You'll be able to research experimental munitions, but you're not always guaranteed what you'll get. My recommendation would be to start with experimental grenades, and hope and pray you end up with acid grenades. The lingering damage they do is especially useful against vipers, and in the later game against melee enemies.

psionics

Lesson 6: Get in their heads

The opportunity to field psionic soldiers is granted fairly early in the game, but in order to get them on your roster you've got to train them up. And that means building a Psi Lab.

Unfortunately, the Psi Lab lingers at the bottom of the facility build list. It's easy to miss, month after month, because you'll have plenty of other priorities — like expanding your network of resistance contacts. I went most of the way through the game before spooling up my psionics program, and I wish I hadn't waited so long.

Make the commitment of resources, assign an engineer to help with the training regimen, and get in their heads early.

Lesson 7: STEM fields are the future
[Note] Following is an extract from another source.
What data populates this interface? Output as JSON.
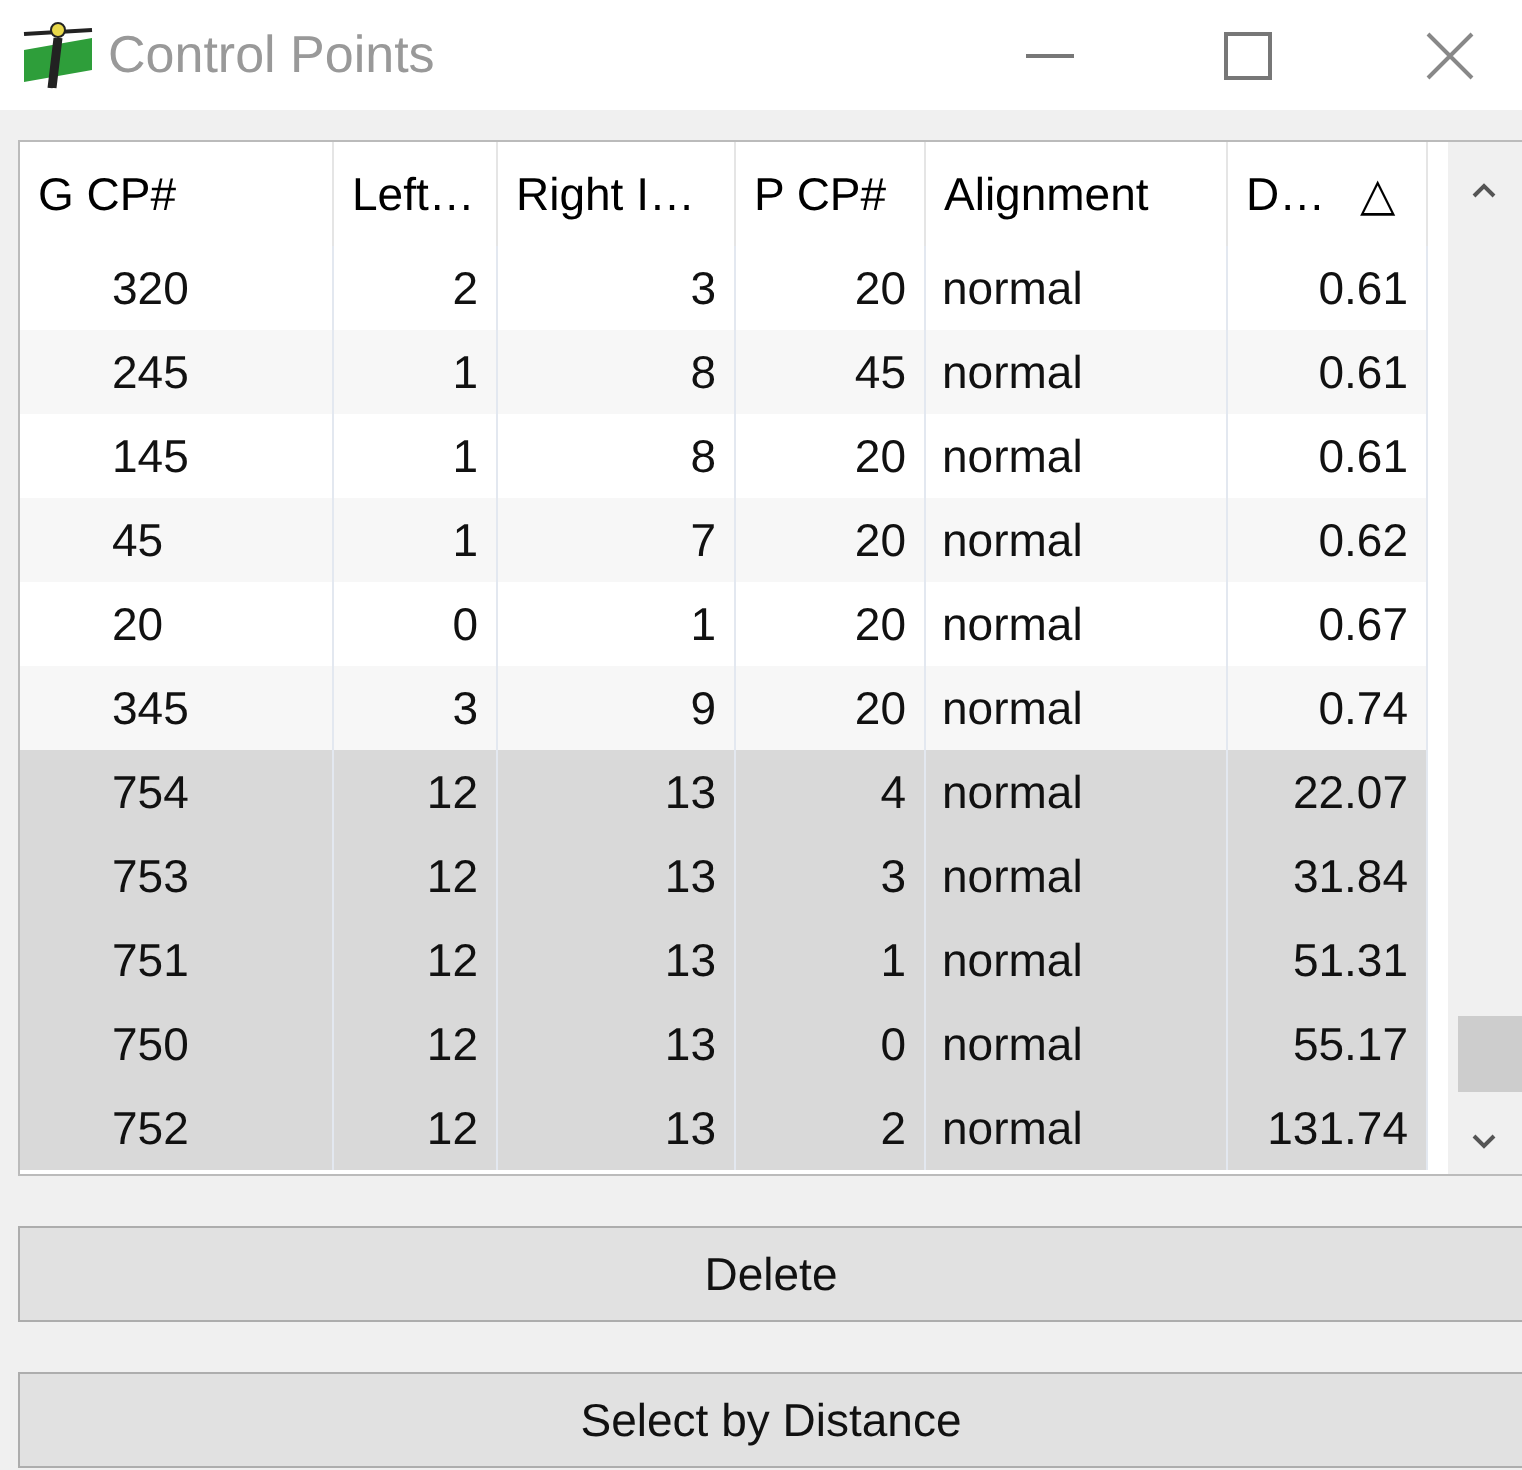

Engineers are more than just numbers in XCOM 2. They have a name and a face, and a unique role to play this time around.

As you expand the XCOM mobile base you'll add new facilities. It's not explicitly stated in the tutorial, but it turns out that each of these facilities can be staffed by one or more engineers. The more staff you add to each room, the bigger the production bonus you'll receive. Putting engineers to work in the right place can increase the number of resistance cells you contact, goose your power output or even speed up the recovery of your injured soldiers.

unconventional

Lesson 8: Unconventional warfare

Traditionally, XCOM operatives work well as an interdisciplinary team. A sharpshooter keeps a ranger safe from a distance, while a grenadier minds the midfield and the specialist keeps everyone healthy. But the skill trees available for each class make it clear that there's more than one way to build a soldier.

A ranger can be a stealthy blademaster, or a fleet-footed grunt with a trench gun. A sharpshooter can be a long-range marksman, or a deadly short-range gunslinger.

The next time I play through XCOM 2 I'm going to try and build out a few trick squads, composed entirely of a single class of soldier. Each one will be a variation on a theme, a specialized specialist.

I'm not trying to make the game harder on myself, so these trick squads aren't just for the challenge. At a certain point you develop the ability to ascertain what kinds of aliens will be waiting for you on a mission, and it would be interesting to see if specially designed squads would be useful in given situations.

Lesson 9: It's all about logistics

Money goes fast in XCOM 2, and so do resources. Keep your personal goals in mind before you go on a spending spree at the beginning of the month. If you want to build a particular set of armor, for instance, you're going to need the supplies to do it. So don't go spending everything on weapons.

Part of the joy of XCOM 2 is being pushed from place to place around the map and never quite knowing what's going to come next. That means you could be pretty far from your next meal of intelligence or supplies and never know it. That's why it's best to save for a rainy day.